──────── THE DATA ────────
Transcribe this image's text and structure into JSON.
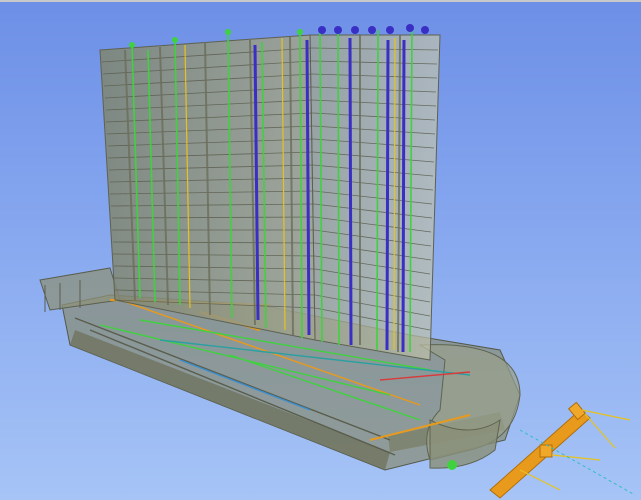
{
  "viewport": {
    "view": "3D BIM model",
    "colors": {
      "sky_top": "#6d8fe6",
      "sky_bottom": "#a6c4f6",
      "structure": "#8f9478",
      "structure_edge": "#5a5d4c",
      "pipe_green": "#3fd23f",
      "pipe_blue": "#3a2fc4",
      "duct_orange": "#e89a1c",
      "accent_red": "#d93a3a"
    }
  }
}
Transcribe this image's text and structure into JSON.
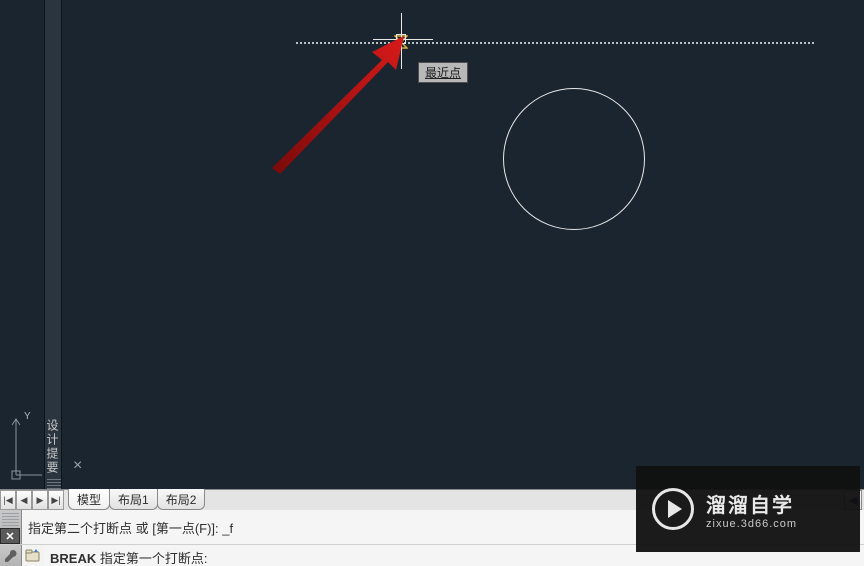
{
  "canvas": {
    "osnap_tooltip": "最近点",
    "ucs_label": "Y",
    "design_summary_label": "设计提要",
    "x_mark": "×"
  },
  "tabs": {
    "nav_first": "|◀",
    "nav_prev": "◀",
    "nav_next": "▶",
    "nav_last": "▶|",
    "model": "模型",
    "layout1": "布局1",
    "layout2": "布局2",
    "scroll_right": "◀"
  },
  "command": {
    "history_line": "指定第二个打断点 或 [第一点(F)]: _f",
    "prompt_command": "BREAK",
    "prompt_rest": " 指定第一个打断点: "
  },
  "watermark": {
    "title": "溜溜自学",
    "url": "zixue.3d66.com"
  },
  "icons": {
    "close": "✕",
    "wrench": "🔧"
  }
}
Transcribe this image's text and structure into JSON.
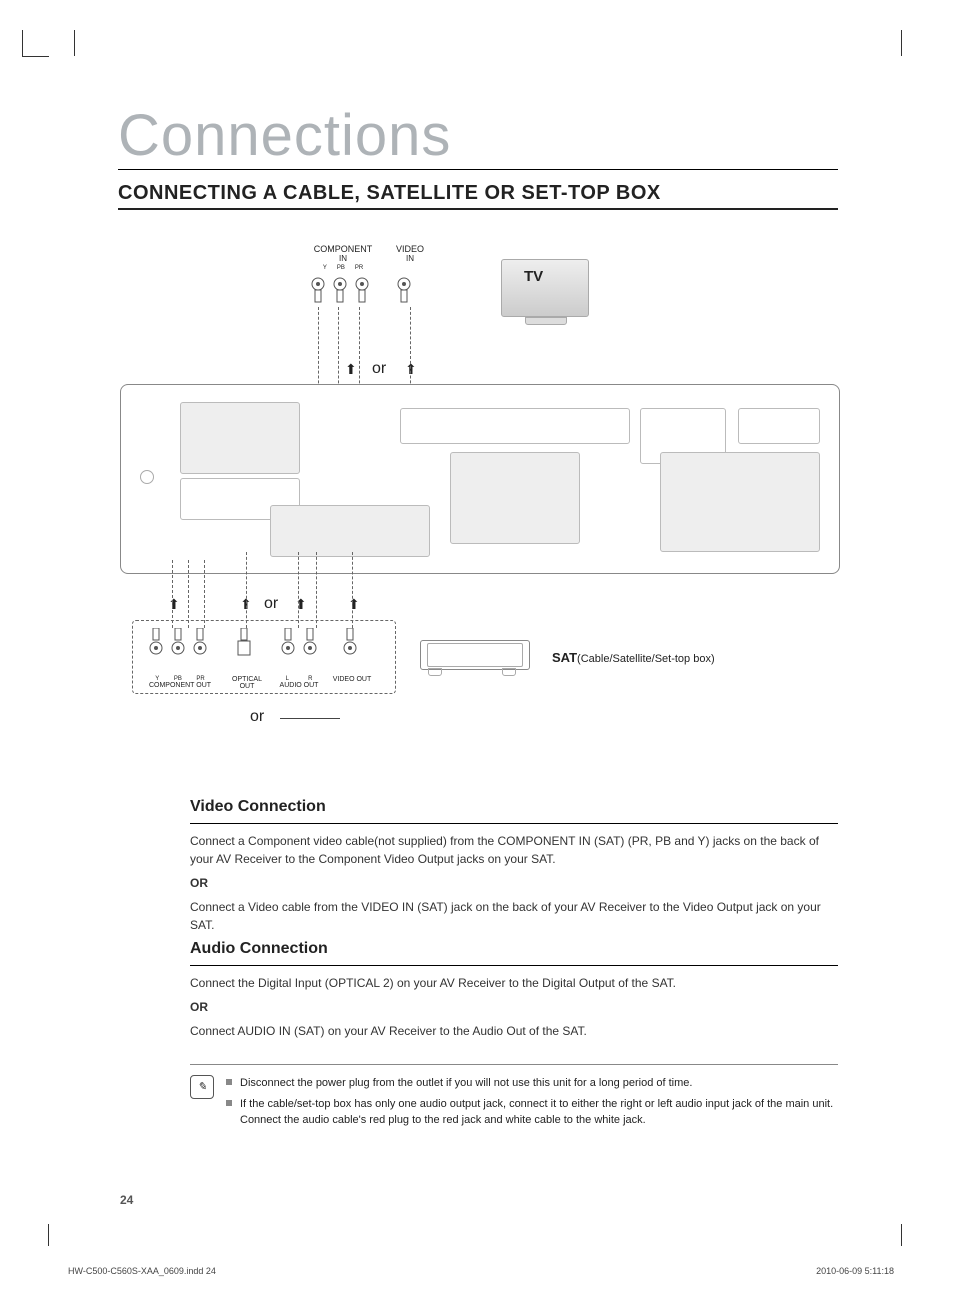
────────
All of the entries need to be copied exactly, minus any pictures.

Transcribe this image's text and structure into JSON.
{
  "viewport": {
    "view": "3D BIM model",
    "colors": {
      "sky_top": "#6d8fe6",
      "sky_bottom": "#a6c4f6",
      "structure": "#8f9478",
      "structure_edge": "#5a5d4c",
      "pipe_green": "#3fd23f",
      "pipe_blue": "#3a2fc4",
      "duct_orange": "#e89a1c",
      "accent_red": "#d93a3a"
    }
  }
}
Transcribe this image's text and structure into JSON.
{
  "canvas": {
    "osnap_tooltip": "最近点",
    "ucs_label": "Y",
    "design_summary_label": "设计提要",
    "x_mark": "×"
  },
  "tabs": {
    "nav_first": "|◀",
    "nav_prev": "◀",
    "nav_next": "▶",
    "nav_last": "▶|",
    "model": "模型",
    "layout1": "布局1",
    "layout2": "布局2",
    "scroll_right": "◀"
  },
  "command": {
    "history_line": "指定第二个打断点 或 [第一点(F)]: _f",
    "prompt_command": "BREAK",
    "prompt_rest": " 指定第一个打断点: "
  },
  "watermark": {
    "title": "溜溜自学",
    "url": "zixue.3d66.com"
  },
  "icons": {
    "close": "✕",
    "wrench": "🔧"
  }
}
Transcribe this image's text and structure into JSON.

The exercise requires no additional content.